Friday, March 11, 2011

Separation Anxiety in Dogs: Part 6
Other Measures

The previous blogs have talked about training methods and behavior modification techniques for dogs with separation anxiety. Here are some other measures to eliminate separation anxiety in dogs.

Obedience training helps to instill confidence and independence in your dog. You should spend 5 to 10 minutes daily training your dog to obey one-word commands. It may be helpful to have training sessions occur in the room where your dog will be left when you are gone. All positive experiences (food, toys, sleep, training and attention) should be associated with this area of the home.

Your dog should receive 15 to 20 minutes of sustained aerobic exercise once, preferably twice, per day. It is often helpful to exercise your dog before you leave for the day. Exercise helps to dissipate anxiety and provides constructive interaction between you and your dog. It is best to allow your dog 15 to 20 minutes to calm down before you depart. Fetching a ball is good exercise, as is going for a brisk walk or run with your dog on leash. Even if your dog has a large yard to run in all day, the aerobic exercise will be beneficial since most dogs will not tire themselves if left to their own devices.

A decrease in some fear and anxiety has been seen in conditions when some dogs are switched from a high protein, high energy food to a low protein (16 to 22 percent), "all-natural" diet (with no artificial preservatives). Nature's Recipe Lamb and Rice is a good choice. You may wish to feed your dog a low protein diet for a trial period of 2 to 4 weeks to see if it makes a difference in her behavior. If no improvement is seen, you can switch back to the original diet. Dietary changes should be made gradually, usually over 3 days, in order to avoid gastrointestinal upsets.


Medication is often used in conjunction with the above treatment strategies and is generally helpful. Traditionally antidepressants like clomipramine (Clomicalm®), fluoxetine (Prozac®) or amitriptyline (Elavil®) are recommended. Clomicalm® has recently been FDA approved for use in dogs to treat separation anxiety.

Some dogs with separation anxiety actually manage to escape from the house so be sure that they wear identification tags on a buckle collar.

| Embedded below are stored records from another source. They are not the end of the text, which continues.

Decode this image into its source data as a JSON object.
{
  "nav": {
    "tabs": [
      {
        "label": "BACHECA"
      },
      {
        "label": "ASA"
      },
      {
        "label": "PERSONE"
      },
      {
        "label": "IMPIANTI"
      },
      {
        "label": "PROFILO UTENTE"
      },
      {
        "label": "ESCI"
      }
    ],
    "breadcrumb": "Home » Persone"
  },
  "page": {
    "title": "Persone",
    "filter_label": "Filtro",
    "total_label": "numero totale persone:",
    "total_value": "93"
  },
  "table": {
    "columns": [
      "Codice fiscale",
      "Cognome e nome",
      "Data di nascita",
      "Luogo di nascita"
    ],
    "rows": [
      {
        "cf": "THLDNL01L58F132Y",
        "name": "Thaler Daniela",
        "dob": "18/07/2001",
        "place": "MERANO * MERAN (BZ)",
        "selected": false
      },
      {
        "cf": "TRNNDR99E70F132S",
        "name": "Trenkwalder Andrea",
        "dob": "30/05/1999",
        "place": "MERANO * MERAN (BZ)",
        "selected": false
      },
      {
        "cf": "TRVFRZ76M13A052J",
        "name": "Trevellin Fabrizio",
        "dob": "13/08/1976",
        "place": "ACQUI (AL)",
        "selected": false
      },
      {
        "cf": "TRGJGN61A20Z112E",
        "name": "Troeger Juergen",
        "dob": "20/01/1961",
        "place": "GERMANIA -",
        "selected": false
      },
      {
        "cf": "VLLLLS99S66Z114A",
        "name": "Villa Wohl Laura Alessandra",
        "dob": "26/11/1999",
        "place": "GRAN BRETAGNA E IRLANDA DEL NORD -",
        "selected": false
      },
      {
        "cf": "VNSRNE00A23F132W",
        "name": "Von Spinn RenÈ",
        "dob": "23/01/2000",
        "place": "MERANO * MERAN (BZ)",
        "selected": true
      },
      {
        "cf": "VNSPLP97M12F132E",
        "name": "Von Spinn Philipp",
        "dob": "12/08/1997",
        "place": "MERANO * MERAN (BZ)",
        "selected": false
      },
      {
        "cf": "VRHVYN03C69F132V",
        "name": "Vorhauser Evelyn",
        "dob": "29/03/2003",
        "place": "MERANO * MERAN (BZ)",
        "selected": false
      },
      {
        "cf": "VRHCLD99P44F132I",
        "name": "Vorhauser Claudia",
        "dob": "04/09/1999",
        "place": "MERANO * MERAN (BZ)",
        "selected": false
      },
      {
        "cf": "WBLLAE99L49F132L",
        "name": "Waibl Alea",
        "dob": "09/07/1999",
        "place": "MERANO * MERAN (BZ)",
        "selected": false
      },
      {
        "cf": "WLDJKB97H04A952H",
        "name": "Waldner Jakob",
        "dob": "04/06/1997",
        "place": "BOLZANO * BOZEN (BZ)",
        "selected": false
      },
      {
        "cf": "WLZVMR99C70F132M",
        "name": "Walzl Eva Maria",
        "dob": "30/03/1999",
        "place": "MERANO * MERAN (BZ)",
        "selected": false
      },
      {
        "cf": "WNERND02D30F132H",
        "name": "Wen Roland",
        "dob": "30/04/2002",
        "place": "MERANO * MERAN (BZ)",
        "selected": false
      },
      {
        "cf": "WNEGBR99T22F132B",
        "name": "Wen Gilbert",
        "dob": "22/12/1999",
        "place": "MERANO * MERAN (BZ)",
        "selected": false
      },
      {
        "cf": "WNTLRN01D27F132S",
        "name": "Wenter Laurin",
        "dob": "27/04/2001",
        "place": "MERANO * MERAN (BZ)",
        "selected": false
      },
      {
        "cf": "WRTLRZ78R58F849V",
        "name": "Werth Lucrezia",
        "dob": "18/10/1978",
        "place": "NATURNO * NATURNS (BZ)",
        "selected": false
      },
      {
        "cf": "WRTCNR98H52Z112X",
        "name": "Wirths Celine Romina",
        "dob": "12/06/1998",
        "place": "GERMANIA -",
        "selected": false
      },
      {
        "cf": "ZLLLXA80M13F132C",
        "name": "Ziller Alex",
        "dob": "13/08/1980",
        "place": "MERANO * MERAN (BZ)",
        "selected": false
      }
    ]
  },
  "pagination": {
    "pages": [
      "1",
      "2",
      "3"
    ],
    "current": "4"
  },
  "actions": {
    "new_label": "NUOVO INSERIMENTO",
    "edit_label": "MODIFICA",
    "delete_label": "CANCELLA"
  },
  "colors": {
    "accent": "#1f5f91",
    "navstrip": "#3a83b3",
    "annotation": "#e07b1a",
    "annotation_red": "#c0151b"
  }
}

You may also want to consider tattooing or microchipping your dog so she can be identified if she panics and escapes.

Audio or video recordings of your dog's behavior when you are away can help confirm a diagnosis of separation anxiety and can be helpful to allow you to monitor her improvement.

You may have wondered about getting a pet for your dog, so she will not be lonely when you are away. This almost never works because the excessively tight bonding is between you and your dog, not between another animal and your dog. Having company has little effect on the distress most dogs feel when you are away.

Dogs should never be punished for the physical consequences of their distress when separated from you. In fact, punishment can exacerbate any underlying anxiety and worsen the behavior problem. Dogs do not make the association between making a mess and being punished for it at a later time. They also cannot reason that if they do not make a mess in the future, they will not be punished.

Owners often report that the dog looks "guilty" when they return home to destruction or urine or feces on the floor. The dog is not exhibiting guilt as we know it. Your dog has learned that when you are present and a mess exists, she is in trouble. If someone who had never scolded your dog went into the house, and a mess was present, your dog would not look "guilty." In an attempt to avoid punishment, your dog may respond with submissive postures which you misinterpret as "guilt" or "remorse." Submissive postures are actually an effort to appease you and avoid confrontation.


  1. So if the dog only exhibits signs of anxiety while you're home, not while you're gone would you still consider it separation anxiety?

    1. Hi Nicole,

      Thanks for stopping by and posting your good question.

      If the dog has anxiety, you will see the signs both at home and out. Very similar in us humans :)